Buyer's market for insurance persistsPosted On: Oct. 24, 2010 12:00 AM CST
Soft market conditions continued for most lines of commercial insurance coverage in the third quarter of this year as premiums fell an average of 2.3%, though reductions in premiums slowed for general liability and workers compensation insurance, according to a survey released last week by the Risk & Insurance Management Society Inc.
The average property insurance premium declined about 3% in the third quarter, while the average directors and officers liability premium dropped 4%, according to the “RIMS Benchmark Survey” administered by New York-based Advisen Ltd. Meanwhile, average premiums for general liability and workers compensation fell less than 1% on average.
Despite the slowdown in reductions, general liability and workers comp insurance premiums are either at or below the level they were at the depth of the last soft market in 2000, said Dave Bradford, executive vp of Advisen.
General liability “never drops very much in a particular quarter, but it keeps going down,” Mr. Bradford said. Although workers compensation is “the most regulated line,” he said, it “is insulated a little bit from competitive pressures, there were a rash of regulatory reforms that drove premiums down.”
Mr. Bradford attributed continuing soft pricing to the weak worldwide economy, which has caused companies that either downsized or went out of business to purchase less or no insurance coverage, forcing insurers to compete for their share of a shrinking market, he said.
“If you have fewer employees, you don't buy as much workers comp; and if you have lower revenues, you don't buy as much general liability,” Mr. Bradford said.
He added that while the slowdown in premium reductions in general liability and workers comp might suggest that the commercial insurance market is poised for a turn, competition is still intense in those and other lines of coverage.
“I don't think we're quite at the bottom yet. If there had been some significant cat activity in terms of any hurricanes making landfall, it might have wrung out the rest of the excess capacity. It was an active year, but nothing hit shore (in the United States). So I am not seeing anything that will cause the market to turn,” Mr. Bradford said.
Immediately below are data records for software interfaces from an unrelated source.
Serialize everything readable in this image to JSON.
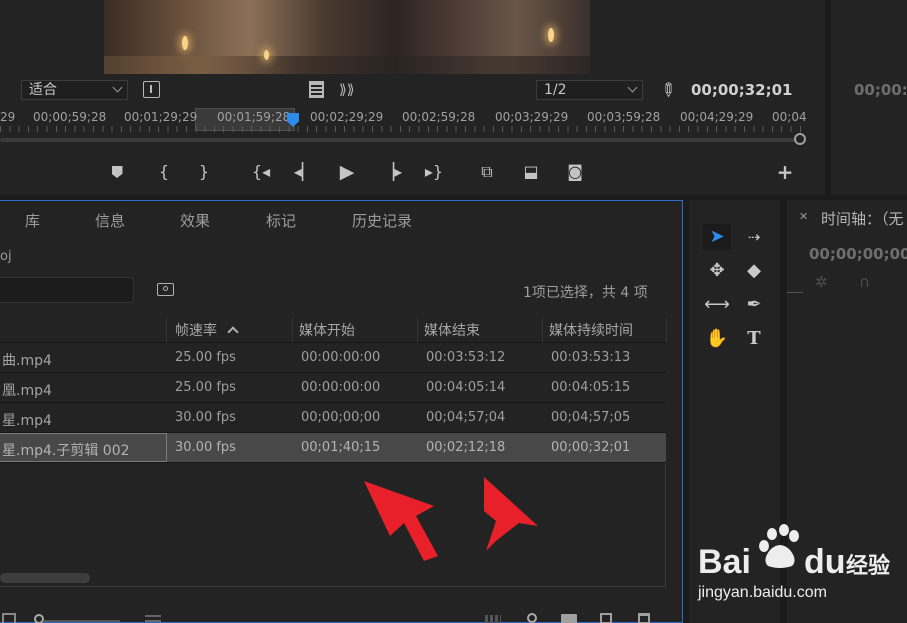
{
  "program_monitor": {
    "fit_dropdown": "适合",
    "resolution_dropdown": "1/2",
    "timecode": "00;00;32;01",
    "ruler_labels": [
      "29",
      "00;00;59;28",
      "00;01;29;29",
      "00;01;59;28",
      "00;02;29;29",
      "00;02;59;28",
      "00;03;29;29",
      "00;03;59;28",
      "00;04;29;29",
      "00;04"
    ],
    "transport_buttons": [
      "add-marker",
      "mark-in",
      "mark-out",
      "go-to-in",
      "step-back",
      "play",
      "step-forward",
      "go-to-out",
      "insert",
      "overwrite",
      "export-frame",
      "add-button"
    ]
  },
  "right_top_panel": {
    "timecode": "00;00:"
  },
  "project_panel": {
    "tabs": [
      "库",
      "信息",
      "效果",
      "标记",
      "历史记录"
    ],
    "project_name_partial": "oj",
    "selection_status": "1项已选择，共 4 项",
    "columns": {
      "frame_rate": "帧速率",
      "media_start": "媒体开始",
      "media_end": "媒体结束",
      "media_duration": "媒体持续时间"
    },
    "rows": [
      {
        "name": "曲.mp4",
        "fps": "25.00 fps",
        "start": "00:00:00:00",
        "end": "00:03:53:12",
        "duration": "00:03:53:13",
        "selected": false
      },
      {
        "name": "凰.mp4",
        "fps": "25.00 fps",
        "start": "00:00:00:00",
        "end": "00:04:05:14",
        "duration": "00:04:05:15",
        "selected": false
      },
      {
        "name": "星.mp4",
        "fps": "30.00 fps",
        "start": "00;00;00;00",
        "end": "00;04;57;04",
        "duration": "00;04;57;05",
        "selected": false
      },
      {
        "name": "星.mp4.子剪辑 002",
        "fps": "30.00 fps",
        "start": "00;01;40;15",
        "end": "00;02;12;18",
        "duration": "00;00;32;01",
        "selected": true
      }
    ]
  },
  "timeline_panel": {
    "title": "时间轴：（无",
    "timecode": "00;00;00;00"
  },
  "watermark": {
    "logo_text": "Bai du 经验",
    "url": "jingyan.baidu.com"
  },
  "colors": {
    "accent_blue": "#2d8ceb",
    "annotation_red": "#e8202a",
    "panel_bg": "#232323"
  }
}
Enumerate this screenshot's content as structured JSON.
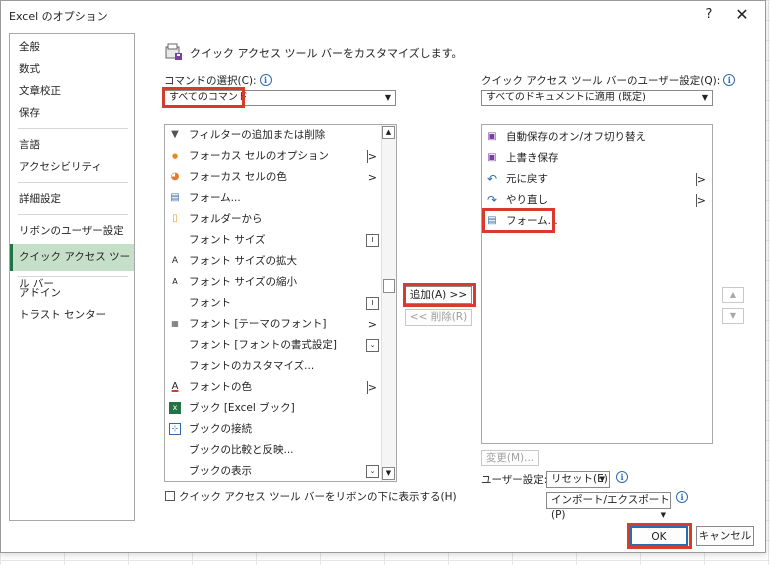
{
  "window": {
    "title": "Excel のオプション",
    "help": "?",
    "close": "✕"
  },
  "nav": {
    "items": [
      {
        "label": "全般"
      },
      {
        "label": "数式"
      },
      {
        "label": "文章校正"
      },
      {
        "label": "保存"
      },
      {
        "label": "言語"
      },
      {
        "label": "アクセシビリティ"
      },
      {
        "label": "詳細設定"
      },
      {
        "label": "リボンのユーザー設定"
      },
      {
        "label": "クイック アクセス ツール バー",
        "selected": true
      },
      {
        "label": "アドイン"
      },
      {
        "label": "トラスト センター"
      }
    ]
  },
  "header": {
    "text": "クイック アクセス ツール バーをカスタマイズします。"
  },
  "commands": {
    "label": "コマンドの選択(C):",
    "selected": "すべてのコマンド",
    "items": [
      {
        "icon": "▼",
        "label": "フィルターの追加または削除"
      },
      {
        "icon": "●",
        "label": "フォーカス セルのオプション",
        "sub": ">"
      },
      {
        "icon": "◕",
        "label": "フォーカス セルの色",
        "sub": ">"
      },
      {
        "icon": "▤",
        "label": "フォーム..."
      },
      {
        "icon": "▯",
        "label": "フォルダーから"
      },
      {
        "icon": "",
        "label": "フォント サイズ",
        "dd": "I"
      },
      {
        "icon": "A",
        "label": "フォント サイズの拡大"
      },
      {
        "icon": "A",
        "label": "フォント サイズの縮小"
      },
      {
        "icon": "",
        "label": "フォント",
        "dd": "I"
      },
      {
        "icon": "▦",
        "label": "フォント [テーマのフォント]",
        "sub": ">"
      },
      {
        "icon": "",
        "label": "フォント [フォントの書式設定]",
        "dd": "⌄"
      },
      {
        "icon": "",
        "label": "フォントのカスタマイズ..."
      },
      {
        "icon": "A",
        "label": "フォントの色",
        "sub": ">"
      },
      {
        "icon": "x",
        "label": "ブック [Excel ブック]"
      },
      {
        "icon": "⊹",
        "label": "ブックの接続"
      },
      {
        "icon": "",
        "label": "ブックの比較と反映..."
      },
      {
        "icon": "",
        "label": "ブックの表示",
        "dd": "⌄"
      }
    ],
    "show_below_checkbox": "クイック アクセス ツール バーをリボンの下に表示する(H)"
  },
  "buttons": {
    "add": "追加(A) >>",
    "remove": "<< 削除(R)"
  },
  "qat": {
    "label": "クイック アクセス ツール バーのユーザー設定(Q):",
    "selected": "すべてのドキュメントに適用 (既定)",
    "items": [
      {
        "icon": "▣",
        "label": "自動保存のオン/オフ切り替え"
      },
      {
        "icon": "▣",
        "label": "上書き保存"
      },
      {
        "icon": "↶",
        "label": "元に戻す",
        "sub": ">"
      },
      {
        "icon": "↷",
        "label": "やり直し",
        "sub": ">"
      },
      {
        "icon": "▤",
        "label": "フォーム..."
      }
    ],
    "modify": "変更(M)...",
    "user_settings_label": "ユーザー設定:",
    "reset": "リセット(E)",
    "import_export": "インポート/エクスポート(P)"
  },
  "footer": {
    "ok": "OK",
    "cancel": "キャンセル"
  },
  "colors": {
    "highlight": "#d83b2b",
    "nav_selected": "#c6dfc9",
    "excel_green": "#217346"
  }
}
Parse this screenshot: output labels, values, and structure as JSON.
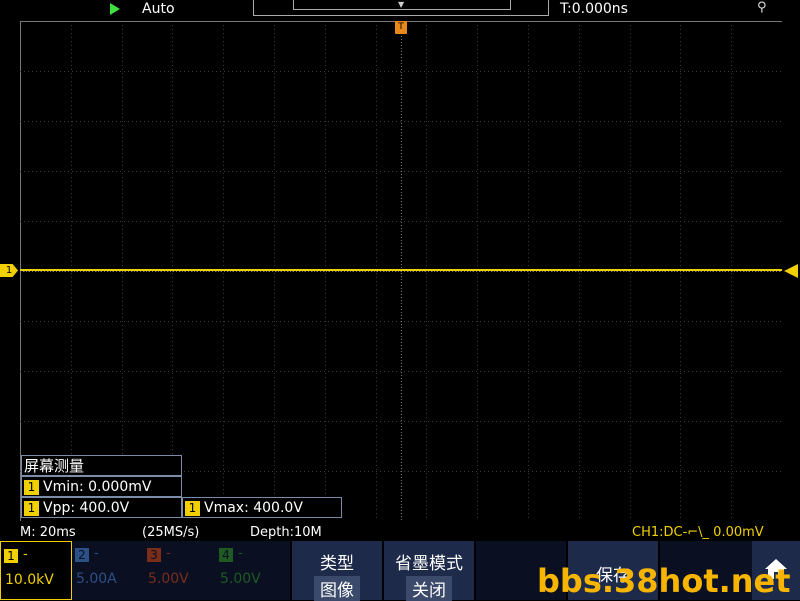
{
  "top_bar": {
    "run_mode": "Auto",
    "trigger_time": "T:0.000ns",
    "icons": [
      "run-icon",
      "usb-icon"
    ]
  },
  "scope": {
    "trigger_marker": "T",
    "channel_marker": "1",
    "trace_color": "#f0d000",
    "grid_color": "#3a3a3a"
  },
  "measurements": {
    "title": "屏幕测量",
    "channel": "1",
    "vmin": "Vmin: 0.000mV",
    "vpp": "Vpp: 400.0V",
    "vmax": "Vmax: 400.0V"
  },
  "status": {
    "timebase": "M: 20ms",
    "sample_rate": "(25MS/s)",
    "depth": "Depth:10M",
    "channel_info": "CH1:DC-⌐\\_ 0.00mV"
  },
  "channels": [
    {
      "num": "1",
      "dash": "-",
      "scale": "10.0kV",
      "color": "#f0d000"
    },
    {
      "num": "2",
      "dash": "-",
      "scale": "5.00A",
      "color": "#2c4f86"
    },
    {
      "num": "3",
      "dash": "-",
      "scale": "5.00V",
      "color": "#7a2e1a"
    },
    {
      "num": "4",
      "dash": "-",
      "scale": "5.00V",
      "color": "#1e5a22"
    }
  ],
  "menu": {
    "type_label": "类型",
    "type_value": "图像",
    "ink_label": "省墨模式",
    "ink_value": "关闭",
    "save_label": "保存"
  },
  "watermark": "bbs.38hot.net"
}
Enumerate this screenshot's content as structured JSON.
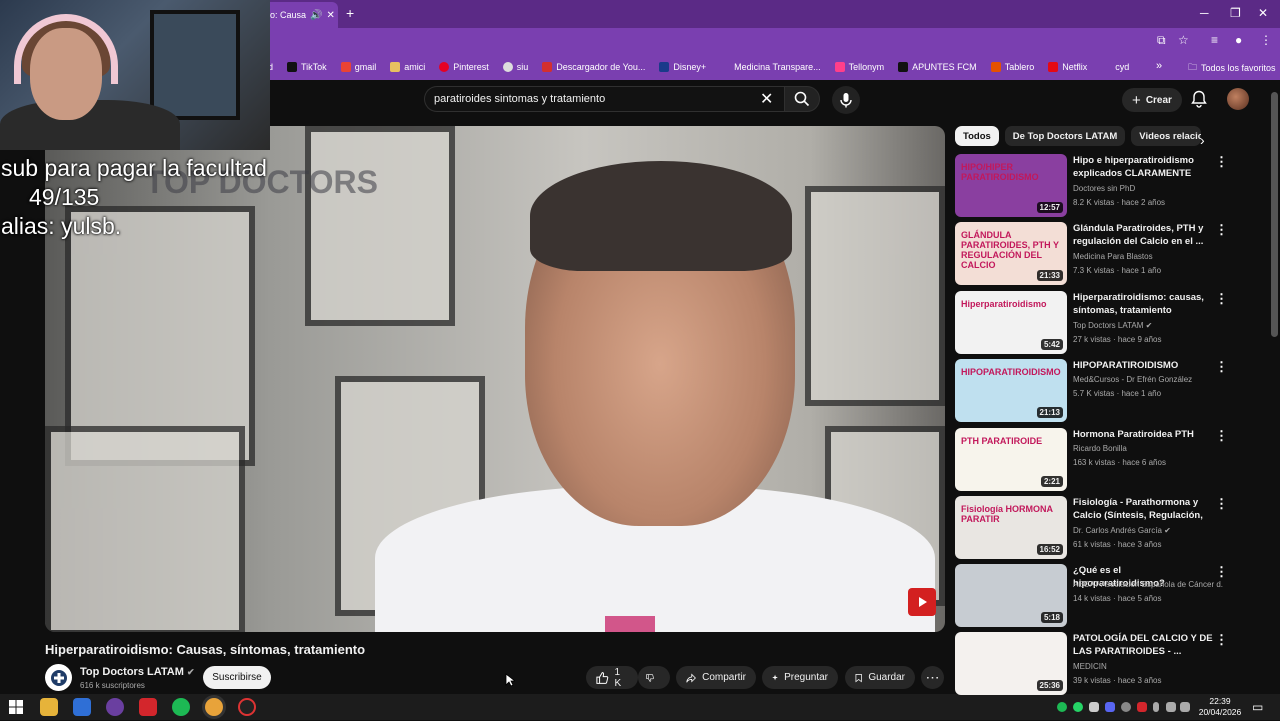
{
  "browser": {
    "tab_title": "o: Causa",
    "bookmarks": [
      "d",
      "TikTok",
      "gmail",
      "amici",
      "Pinterest",
      "siu",
      "Descargador de You...",
      "Disney+",
      "Medicina Transpare...",
      "Tellonym",
      "APUNTES FCM",
      "Tablero",
      "Netflix",
      "cyd"
    ],
    "all_bookmarks": "Todos los favoritos"
  },
  "header": {
    "search_value": "paratiroides sintomas y tratamiento",
    "create_label": "Crear"
  },
  "overlay": {
    "line1": "sub para pagar la facultad",
    "line2": "49/135",
    "line3": "alias: yulsb."
  },
  "video": {
    "watermark": "TOP DOCTORS",
    "title": "Hiperparatiroidismo: Causas, síntomas, tratamiento",
    "channel": "Top Doctors LATAM",
    "subscribers": "616 k suscriptores",
    "subscribe_label": "Suscribirse",
    "likes": "1 K",
    "share_label": "Compartir",
    "ask_label": "Preguntar",
    "save_label": "Guardar"
  },
  "sidebar": {
    "chips": [
      "Todos",
      "De Top Doctors LATAM",
      "Videos relacio"
    ],
    "recommendations": [
      {
        "title": "Hipo e hiperparatiroidismo explicados CLARAMENTE",
        "channel": "Doctores sin PhD",
        "meta": "8.2 K vistas · hace 2 años",
        "duration": "12:57",
        "thumb_text": "HIPO/HIPER PARATIROIDISMO",
        "color": "#8a3fa0"
      },
      {
        "title": "Glándula Paratiroides, PTH y regulación del Calcio en el ...",
        "channel": "Medicina Para Blastos",
        "meta": "7.3 K vistas · hace 1 año",
        "duration": "21:33",
        "thumb_text": "GLÁNDULA PARATIROIDES, PTH Y REGULACIÓN DEL CALCIO",
        "color": "#f3ded6"
      },
      {
        "title": "Hiperparatiroidismo: causas, síntomas, tratamiento",
        "channel": "Top Doctors LATAM",
        "meta": "27 k vistas · hace 9 años",
        "duration": "5:42",
        "thumb_text": "Hiperparatiroidismo",
        "color": "#f2f2f2",
        "verified": true
      },
      {
        "title": "HIPOPARATIROIDISMO",
        "channel": "Med&Cursos - Dr Efrén González",
        "meta": "5.7 K vistas · hace 1 año",
        "duration": "21:13",
        "thumb_text": "HIPOPARATIROIDISMO",
        "color": "#bfe0ef"
      },
      {
        "title": "Hormona Paratiroidea PTH",
        "channel": "Ricardo Bonilla",
        "meta": "163 k vistas · hace 6 años",
        "duration": "2:21",
        "thumb_text": "PTH PARATIROIDE",
        "color": "#f7f4ec"
      },
      {
        "title": "Fisiología - Parathormona y Calcio (Síntesis, Regulación, ...",
        "channel": "Dr. Carlos Andrés García",
        "meta": "61 k vistas · hace 3 años",
        "duration": "16:52",
        "thumb_text": "Fisiología HORMONA PARATIR",
        "color": "#e9e6e2",
        "verified": true
      },
      {
        "title": "¿Qué es el hipoparatiroidismo?",
        "channel": "AECAT Asociación Española de Cáncer d...",
        "meta": "14 k vistas · hace 5 años",
        "duration": "5:18",
        "thumb_text": "",
        "color": "#c7ccd2"
      },
      {
        "title": "PATOLOGÍA DEL CALCIO Y DE LAS PARATIROIDES - ...",
        "channel": "MEDICIN",
        "meta": "39 k vistas · hace 3 años",
        "duration": "25:36",
        "thumb_text": "",
        "color": "#f4f1ee"
      }
    ]
  },
  "taskbar": {
    "time": "22:39",
    "date": "20/04/2026"
  }
}
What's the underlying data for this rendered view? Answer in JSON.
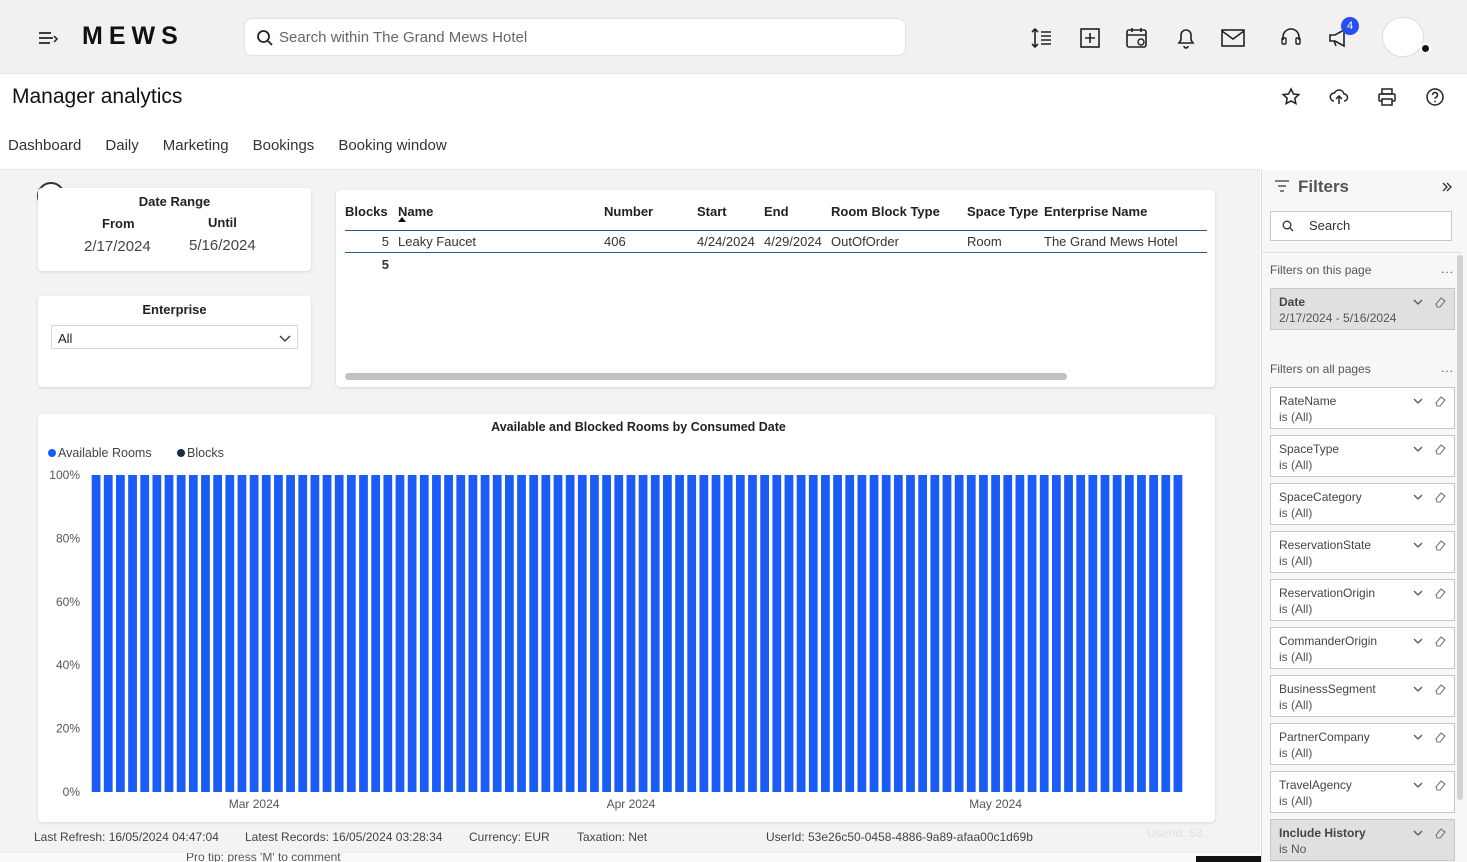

The “RIMS Benchmark Survey” is used by risk managers to compare the structure of their commercial insurance programs, retained loss costs, exposure demographics and total cost of risk against a group of peer companies.
The survey is produced by Advisen, which analyzes data submitted online either directly from risk managers and other buyers of commercial insurance or from their brokers. The results are available online or in an annually published book. Visit www.RIMS.org/bench mark for details.